"He shall cover thee with his feathers, and under his wings shalt thou trust: his truth shall be thy shield and buckler."
This is an example of God as a bird, but not as a hen. It reads "his feathers."

Isaiah 42:14:
"I have long time holden my peace; I have been still, and refrained myself: now will I cry like a travailing woman; I will destroy and devour at once."
Good example. Thanks!

Isaiah 66:9:
"Shall I bring to the birth, and not cause to bring forth? saith the LORD: shall I cause to bring forth, and shut the womb? saith thy God."
I am intrigued by this one. Is the LORD giving birth or is he acting as midwife? The verse on its own reads as the former, but the context points to the latter. Either way, it is a female role.

Isaiah 66:13:
"As one whom his mother comforteth, so will I comfort you; and ye shall be comforted in Jerusalem."
Beautiful! Thanks for the addition.

9 comments:

Julie M. Smith said...

There's a lot more than just two scriptures that do this: Deuteronomy 32:11–12, 18; Job 38:28–29; Psalms 22:10–11, 91:4; and Isaiah 42:14, 49:15, 66:9, 13. That's only OT and it is only a partial list.
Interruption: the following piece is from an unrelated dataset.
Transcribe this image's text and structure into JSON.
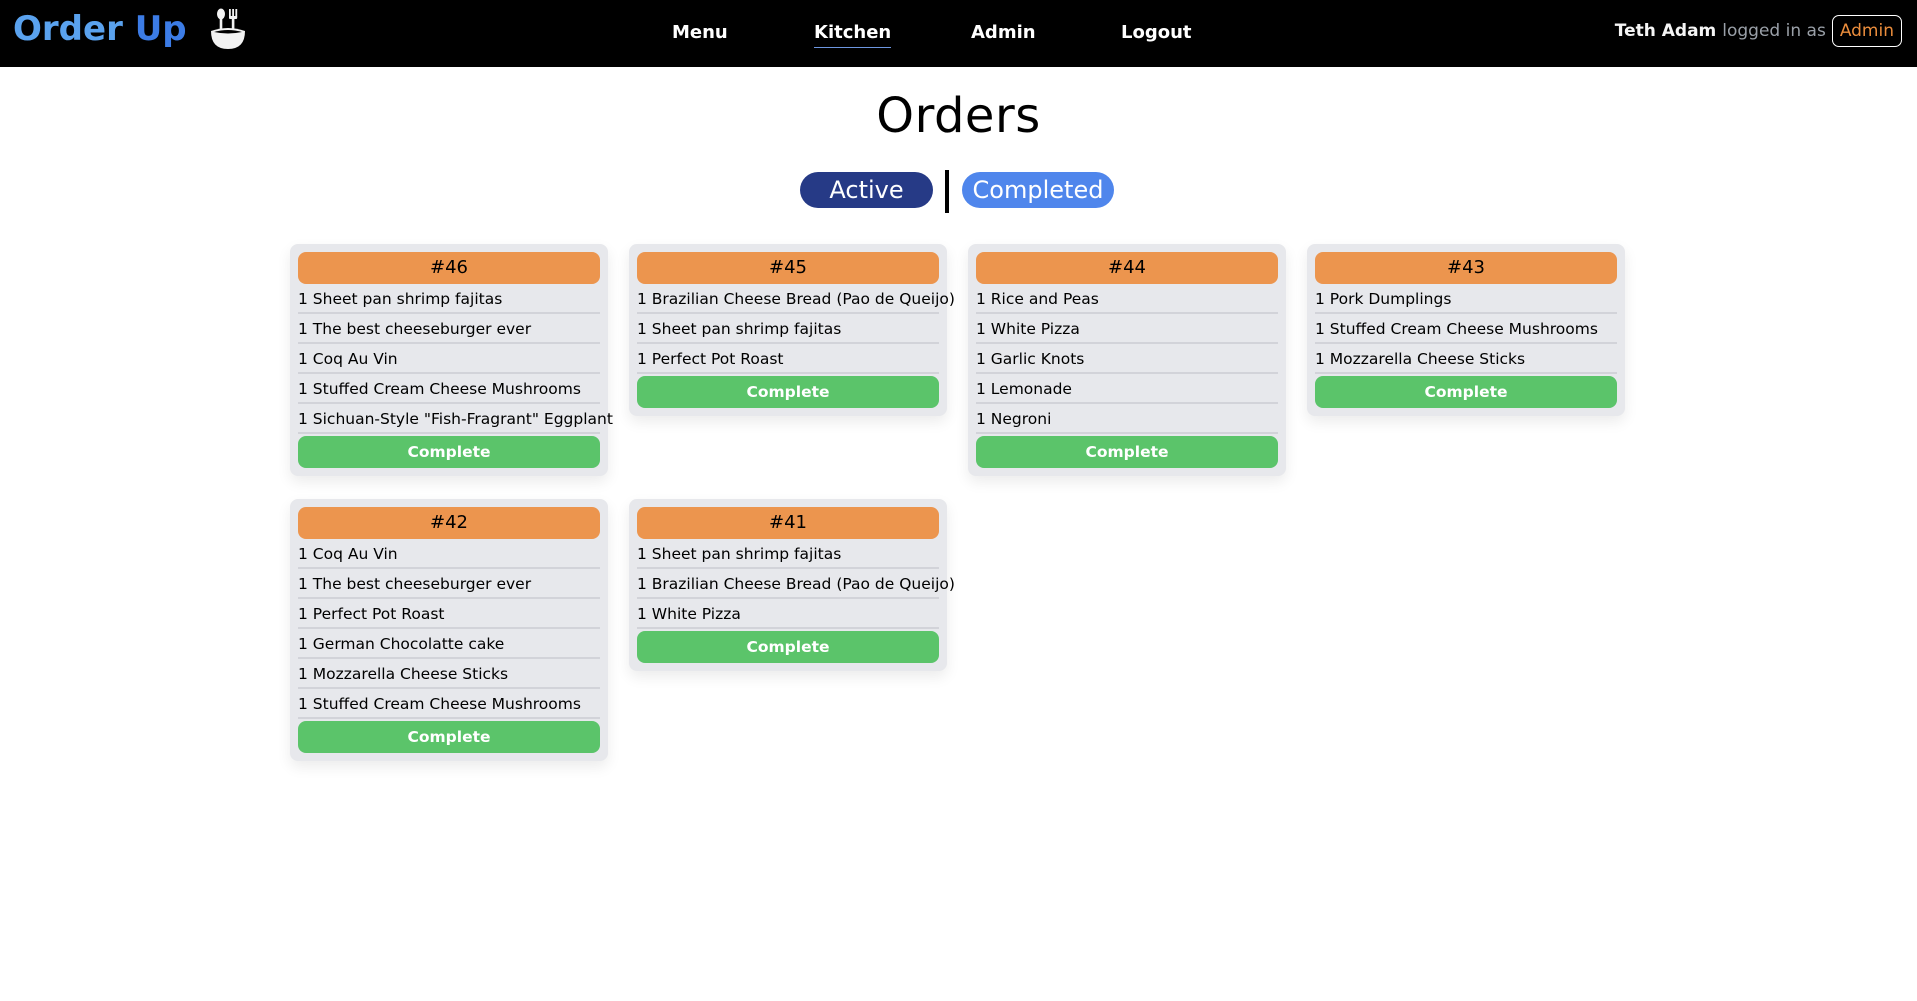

I'm not entirely convinced that the nursing mother scripture you quote casts the Lord as a woman as much as it compares the Lord to a woman, which isn't quite the same thing.

Alter-Ben said...

Hey Julie, that depends on what the meaning of the word "is" is. it is a pretty direct and striking metaphor, metaphor though it be. It not only compares God to a woman; it compares God to a breast-feeding woman! Definitely worth a blog post. Thanks for the additional references, Julie.

BrianJ said...

Alter-Ben: Thanks for stopping by.

Julie: Thanks for the references. I'd be happy to read any more you may come up with. As for those you listed, please see my edited post for a response (sorry to respond that way, but adding links Blogger's comments is a chore).

Regarding the word "cast": we may be using this differently. I am using it as a director might; ie. "For today's metaphor, God will be 'cast' in the role of a hen."

Eric Nielson said...

Very interesting thoughts. Thank you.

BrianJ said...

After rereading Julie's comment I better see her point about casting versus comparing. Sorry I missed it (shouldn't be blogging so late at night....)

Julie M. Smith said...

Much of the commentary on the verses added to the original post is based on the KJV, which misreads the Hebrew. I'm sorry I can't discuss each one, but I have to teach a class soon. In case I don't get back to it, this site explains why the references I listed contain female images of God:

http://clubs.calvin.edu/chimes/970418/o1041897.htm

BrianJ said...

Julie: Thanks for the link to the article. It's a much better list of verses than what I started with. I would encourage anyone to read it (though I think her interpretation of Deuteronomy 32:11-12 is ornithological fantasy). I would correct one thing you wrote: I don't base my study on the KJV.

Robert C. said...

Great question/discussion. What about the "as a hen I will gather thee" passages?

BrianJ said...

Robert: the hen passage was part of the original post.